Step by step I look for relics of the past,

Lingering with affection over some.

During the flowing illusion of our lives

Hot and cold daily alternate.

My constant fear is that the Great Change come

Before the decline of my vital energy.

I shall try to put such thoughts aside

While I still can lift a cup of wine.


Meng Jiao/Meng Chiao (751-814)

"Ballad of a Wanderer in Chang'an"


Ten days-- fix my hair just once,

Each time I combed it, dust of travel flew.

Three weeks-- nine times drank too much,

Each time I eat, it's only the usual poor fare.

For all things the time has come,

I alone am unaware of spring.

Who will visit me now that my good name's lost?

Successful, they're busy making friends with each other.

In straight trees are found contented wings,

By tranquil streams are no bothersome scales.

Now I know that this land of raucous contention

Is no place for a good man's body.

For a staff on the plains, bamboo and rattan are light,

For mountain vegetables, fern and bracken are fresh.

Tao Qian sang, "Let's go home,"

Beyond the world's troubles, the landscape is pure.


(Stephen Owen, Poetry of Meng Chiao and Han Yü, p. 57.)


Han Yu (768-824)

"Spending the Night at Dragon-Palace Rapids"


Vast, wild, and rolling waters,

The more you repress the rapids' sound, the more it wells.

The rushing current seems stirred lightning,

The frightening waves are like floating frost.

Waking from dream, a halo around my lamp,

At night's end when the rain brings on the cold.

What were the words it spoke until dawn?--

Half were of longing for home.


(Stephen Owen, The Poetry of Meng Chiao and Han Yü, pp. 110-1.)


Gao Qi/Kao Ch'i (1336-1374)

"Hearing Rain in the Night, and Thinking of the Flowers in My Garden at Home"


The imperial city, and spring rains seeing out the last of the spring;

A night of rain. I hear it sadly; the traveller's pillow is cold.

Don't go as far as my garden at home, and make all those flowers fall--

Leave one branch of blooms 'til I can return and see it.


(F.W. Mote, The Poet Kao Ch'i, pp. 159-60.)


Liu Hengkui/Liu Heng-k'uei (1955- )

"No sooner had I come back to Portland in the year bingzi (1996) than I began to hope to return home. I tried in the year dingchou (1997), but the plan fell through. My heart ached, and often I could not sleep. Thus, I style myself "Erbin," or "Guest Both Ways," and compose a hepta-syllabic quatrain. "Erbin" reflects grieving and scorning of myself for being nothing but a floating stranger on both sides of the ocean. It is hoped that I can replace "Erbin" with "Yibin," or "With Elegant Balance," when I can return home. "Erbin" and "Yibin" are homophones in my language, Korean."

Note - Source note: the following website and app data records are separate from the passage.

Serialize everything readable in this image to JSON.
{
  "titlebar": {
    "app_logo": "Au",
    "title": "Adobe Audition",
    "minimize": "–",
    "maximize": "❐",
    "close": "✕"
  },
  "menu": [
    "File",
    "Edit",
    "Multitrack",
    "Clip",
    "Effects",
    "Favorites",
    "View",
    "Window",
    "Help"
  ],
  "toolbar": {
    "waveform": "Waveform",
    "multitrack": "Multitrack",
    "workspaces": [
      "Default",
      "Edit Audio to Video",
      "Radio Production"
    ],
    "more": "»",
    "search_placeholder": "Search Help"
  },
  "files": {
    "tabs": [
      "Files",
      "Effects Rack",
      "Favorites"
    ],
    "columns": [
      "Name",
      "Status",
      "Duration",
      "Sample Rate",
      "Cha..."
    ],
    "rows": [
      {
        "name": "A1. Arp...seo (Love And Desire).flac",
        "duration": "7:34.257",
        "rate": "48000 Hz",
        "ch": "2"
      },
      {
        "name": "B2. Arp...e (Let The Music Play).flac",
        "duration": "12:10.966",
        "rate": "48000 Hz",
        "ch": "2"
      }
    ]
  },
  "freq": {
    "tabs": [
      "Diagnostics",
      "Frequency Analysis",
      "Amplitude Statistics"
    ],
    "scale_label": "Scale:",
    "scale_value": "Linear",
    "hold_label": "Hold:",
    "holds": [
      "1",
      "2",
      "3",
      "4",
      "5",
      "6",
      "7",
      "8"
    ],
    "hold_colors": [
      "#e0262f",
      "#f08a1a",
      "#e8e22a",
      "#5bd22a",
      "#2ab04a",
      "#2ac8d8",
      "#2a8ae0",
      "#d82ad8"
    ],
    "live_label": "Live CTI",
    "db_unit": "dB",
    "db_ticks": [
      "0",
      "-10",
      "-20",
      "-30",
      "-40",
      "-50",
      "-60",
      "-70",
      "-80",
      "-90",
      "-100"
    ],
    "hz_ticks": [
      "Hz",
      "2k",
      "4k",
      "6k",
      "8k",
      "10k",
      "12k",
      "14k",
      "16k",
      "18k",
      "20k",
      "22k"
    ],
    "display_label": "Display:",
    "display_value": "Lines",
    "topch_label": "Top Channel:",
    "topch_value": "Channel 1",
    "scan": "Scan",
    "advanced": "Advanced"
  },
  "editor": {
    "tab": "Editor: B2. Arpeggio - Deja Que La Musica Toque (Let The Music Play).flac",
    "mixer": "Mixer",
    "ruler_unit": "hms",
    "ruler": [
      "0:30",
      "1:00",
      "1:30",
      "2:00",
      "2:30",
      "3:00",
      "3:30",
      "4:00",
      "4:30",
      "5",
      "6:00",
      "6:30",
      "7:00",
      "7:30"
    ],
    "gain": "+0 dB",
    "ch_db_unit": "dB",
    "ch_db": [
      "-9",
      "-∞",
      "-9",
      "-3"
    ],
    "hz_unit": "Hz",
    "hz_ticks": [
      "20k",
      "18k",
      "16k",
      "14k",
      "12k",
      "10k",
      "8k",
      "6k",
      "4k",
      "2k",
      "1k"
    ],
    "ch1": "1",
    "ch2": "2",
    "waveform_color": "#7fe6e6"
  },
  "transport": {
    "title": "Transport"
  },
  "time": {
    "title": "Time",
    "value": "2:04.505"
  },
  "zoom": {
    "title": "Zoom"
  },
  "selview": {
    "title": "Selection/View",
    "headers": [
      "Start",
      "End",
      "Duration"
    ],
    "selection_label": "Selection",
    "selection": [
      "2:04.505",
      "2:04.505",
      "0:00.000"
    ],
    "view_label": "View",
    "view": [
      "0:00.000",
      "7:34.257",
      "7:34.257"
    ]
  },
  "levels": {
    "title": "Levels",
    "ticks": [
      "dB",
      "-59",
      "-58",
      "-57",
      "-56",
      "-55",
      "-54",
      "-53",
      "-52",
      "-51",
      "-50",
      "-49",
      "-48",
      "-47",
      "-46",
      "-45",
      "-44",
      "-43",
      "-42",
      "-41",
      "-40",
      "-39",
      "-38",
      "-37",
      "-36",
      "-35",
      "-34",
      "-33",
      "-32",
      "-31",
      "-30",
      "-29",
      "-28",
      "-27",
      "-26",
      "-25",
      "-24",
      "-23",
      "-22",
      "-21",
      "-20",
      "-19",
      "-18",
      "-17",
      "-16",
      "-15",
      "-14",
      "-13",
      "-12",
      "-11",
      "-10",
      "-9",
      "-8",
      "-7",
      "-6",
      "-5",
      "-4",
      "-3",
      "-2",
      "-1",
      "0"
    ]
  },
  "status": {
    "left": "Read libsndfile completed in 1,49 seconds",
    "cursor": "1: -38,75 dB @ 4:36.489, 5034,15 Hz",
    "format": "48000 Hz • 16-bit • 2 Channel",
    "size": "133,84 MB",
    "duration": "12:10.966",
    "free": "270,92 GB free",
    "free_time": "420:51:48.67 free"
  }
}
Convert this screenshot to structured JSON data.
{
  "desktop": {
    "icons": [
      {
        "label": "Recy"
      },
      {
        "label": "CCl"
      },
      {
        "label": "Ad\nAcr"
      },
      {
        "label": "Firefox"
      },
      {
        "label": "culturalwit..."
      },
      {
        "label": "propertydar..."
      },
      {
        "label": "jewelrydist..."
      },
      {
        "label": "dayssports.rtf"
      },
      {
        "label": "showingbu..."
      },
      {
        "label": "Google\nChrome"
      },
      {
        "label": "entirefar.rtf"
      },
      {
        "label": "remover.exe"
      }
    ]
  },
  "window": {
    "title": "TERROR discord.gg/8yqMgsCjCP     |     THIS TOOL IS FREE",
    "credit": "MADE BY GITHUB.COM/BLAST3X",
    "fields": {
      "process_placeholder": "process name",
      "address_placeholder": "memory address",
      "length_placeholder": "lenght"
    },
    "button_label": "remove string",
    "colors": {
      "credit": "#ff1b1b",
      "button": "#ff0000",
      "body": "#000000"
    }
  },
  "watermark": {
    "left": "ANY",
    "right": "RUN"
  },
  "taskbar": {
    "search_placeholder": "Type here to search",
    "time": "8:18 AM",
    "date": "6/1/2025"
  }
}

Human efforts have been exhausted, yet the sky is even farther,

Borderless ocean where stars scatter is dark and chill.

A double-layered floater styles himself "Guest Both Ways."

He just has to call a foreign land home?